I spend quite a bit of time working in partnership with CAB volunteers and advisers who are firmly of the above opinion.
As far as building solicitors costs into a business plan, that's all very well in theory, but as we all know, solicitors costs can increase on a logarithmic scale dependant on time. I've seen cases go through (largely dealing with ASB) which have cost more than the annual property rental, but still needed pursued for the sake of the community. These costs can never realistically be recouped by the LL as the worst offenders have no means to pay.

Lawcruncher
28-12-2011, 09:43 AM
Or do you advise instead returning any payment electronically received?

If you wish to be certain of avoiding problems, then yes.

Where a tenant remains in occupation after the tenancy has come to an end the situation is similar to that where a (prospective ) tenant goes into occupation without terms being agreed. Except in family situations, that rarely happens with residential property, but is all too common with commercial property. The situation needs to be looked at as a whole to determine if there is a tenancy. The question is not whether the tenant has exclusive occupation, but rather whether there has been an agreement as to certainty of duration of the occupation.

If a tenant is holding over and pays a sum equal to one month's rent there has to be a risk that accepting it means that you concede he is going to be there for a fixed period and that has all the hallmarks of a tenancy. I am not sure that accepting payment in arrear is necessarily any better.

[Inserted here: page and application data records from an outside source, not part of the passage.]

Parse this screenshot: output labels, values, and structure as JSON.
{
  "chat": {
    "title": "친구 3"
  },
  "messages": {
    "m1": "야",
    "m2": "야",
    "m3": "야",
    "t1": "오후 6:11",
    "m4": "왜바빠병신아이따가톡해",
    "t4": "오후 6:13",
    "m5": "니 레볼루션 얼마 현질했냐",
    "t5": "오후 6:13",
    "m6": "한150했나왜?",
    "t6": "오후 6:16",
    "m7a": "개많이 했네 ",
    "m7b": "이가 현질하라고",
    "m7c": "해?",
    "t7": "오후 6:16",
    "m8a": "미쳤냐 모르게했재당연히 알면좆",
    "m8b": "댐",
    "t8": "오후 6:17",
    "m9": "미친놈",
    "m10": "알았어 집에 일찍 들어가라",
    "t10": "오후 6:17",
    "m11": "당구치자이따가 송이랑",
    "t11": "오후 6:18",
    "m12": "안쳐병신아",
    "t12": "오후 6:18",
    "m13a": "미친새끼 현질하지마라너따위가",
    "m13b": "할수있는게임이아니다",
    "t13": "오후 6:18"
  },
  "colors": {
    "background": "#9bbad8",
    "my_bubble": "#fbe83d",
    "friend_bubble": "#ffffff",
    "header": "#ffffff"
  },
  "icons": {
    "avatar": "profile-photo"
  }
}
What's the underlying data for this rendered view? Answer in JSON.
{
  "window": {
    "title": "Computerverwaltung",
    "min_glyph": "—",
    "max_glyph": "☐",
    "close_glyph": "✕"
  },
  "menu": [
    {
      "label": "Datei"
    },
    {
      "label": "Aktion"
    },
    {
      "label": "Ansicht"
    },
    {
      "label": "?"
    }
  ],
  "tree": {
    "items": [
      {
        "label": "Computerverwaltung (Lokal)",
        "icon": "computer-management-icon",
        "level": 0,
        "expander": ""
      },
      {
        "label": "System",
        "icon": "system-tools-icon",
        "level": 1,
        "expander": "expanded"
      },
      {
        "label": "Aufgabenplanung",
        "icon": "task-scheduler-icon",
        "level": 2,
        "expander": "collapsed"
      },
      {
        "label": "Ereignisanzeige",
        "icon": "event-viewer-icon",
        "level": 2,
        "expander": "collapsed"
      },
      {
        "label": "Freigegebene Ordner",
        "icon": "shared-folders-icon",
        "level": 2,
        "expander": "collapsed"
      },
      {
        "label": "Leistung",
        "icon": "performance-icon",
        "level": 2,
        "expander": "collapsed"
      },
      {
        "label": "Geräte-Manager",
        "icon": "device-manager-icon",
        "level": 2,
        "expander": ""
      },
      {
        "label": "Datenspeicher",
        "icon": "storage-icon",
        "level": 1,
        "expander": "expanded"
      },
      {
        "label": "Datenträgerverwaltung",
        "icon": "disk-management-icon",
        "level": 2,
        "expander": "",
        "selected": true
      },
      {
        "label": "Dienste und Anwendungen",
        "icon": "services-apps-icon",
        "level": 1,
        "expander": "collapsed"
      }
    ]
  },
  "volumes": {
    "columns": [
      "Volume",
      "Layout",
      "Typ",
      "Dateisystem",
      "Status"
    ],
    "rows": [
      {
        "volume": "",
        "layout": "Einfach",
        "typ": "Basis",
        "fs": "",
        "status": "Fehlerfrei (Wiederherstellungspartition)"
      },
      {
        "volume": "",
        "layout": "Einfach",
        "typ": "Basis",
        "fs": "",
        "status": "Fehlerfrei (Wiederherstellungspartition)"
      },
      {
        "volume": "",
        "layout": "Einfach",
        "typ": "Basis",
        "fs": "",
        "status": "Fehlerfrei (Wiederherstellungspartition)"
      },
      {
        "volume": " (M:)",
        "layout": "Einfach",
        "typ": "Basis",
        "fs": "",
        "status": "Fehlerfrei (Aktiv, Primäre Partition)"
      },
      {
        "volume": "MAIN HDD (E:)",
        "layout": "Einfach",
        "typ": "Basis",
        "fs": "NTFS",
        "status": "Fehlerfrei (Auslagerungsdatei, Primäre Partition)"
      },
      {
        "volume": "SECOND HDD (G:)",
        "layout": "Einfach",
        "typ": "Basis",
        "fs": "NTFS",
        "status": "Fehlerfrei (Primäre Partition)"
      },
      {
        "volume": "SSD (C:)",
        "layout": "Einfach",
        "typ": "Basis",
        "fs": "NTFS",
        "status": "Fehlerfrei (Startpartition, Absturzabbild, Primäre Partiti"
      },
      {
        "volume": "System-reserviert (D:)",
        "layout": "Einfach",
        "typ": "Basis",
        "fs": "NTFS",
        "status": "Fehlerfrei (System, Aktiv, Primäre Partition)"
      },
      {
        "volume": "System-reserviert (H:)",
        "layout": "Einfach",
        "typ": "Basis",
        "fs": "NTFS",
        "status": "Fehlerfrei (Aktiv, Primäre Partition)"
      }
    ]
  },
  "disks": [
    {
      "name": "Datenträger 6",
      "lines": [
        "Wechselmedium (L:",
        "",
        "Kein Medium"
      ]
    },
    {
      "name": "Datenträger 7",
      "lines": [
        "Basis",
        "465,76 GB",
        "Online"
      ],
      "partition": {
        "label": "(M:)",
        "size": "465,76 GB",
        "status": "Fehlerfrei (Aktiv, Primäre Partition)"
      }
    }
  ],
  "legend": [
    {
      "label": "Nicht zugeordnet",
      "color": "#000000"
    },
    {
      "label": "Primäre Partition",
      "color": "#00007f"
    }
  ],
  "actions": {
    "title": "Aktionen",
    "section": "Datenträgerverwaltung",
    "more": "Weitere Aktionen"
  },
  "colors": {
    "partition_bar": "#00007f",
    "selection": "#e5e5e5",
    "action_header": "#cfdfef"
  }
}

It is all likely to come down to a combination of what the parties have said to each other and what they actually do.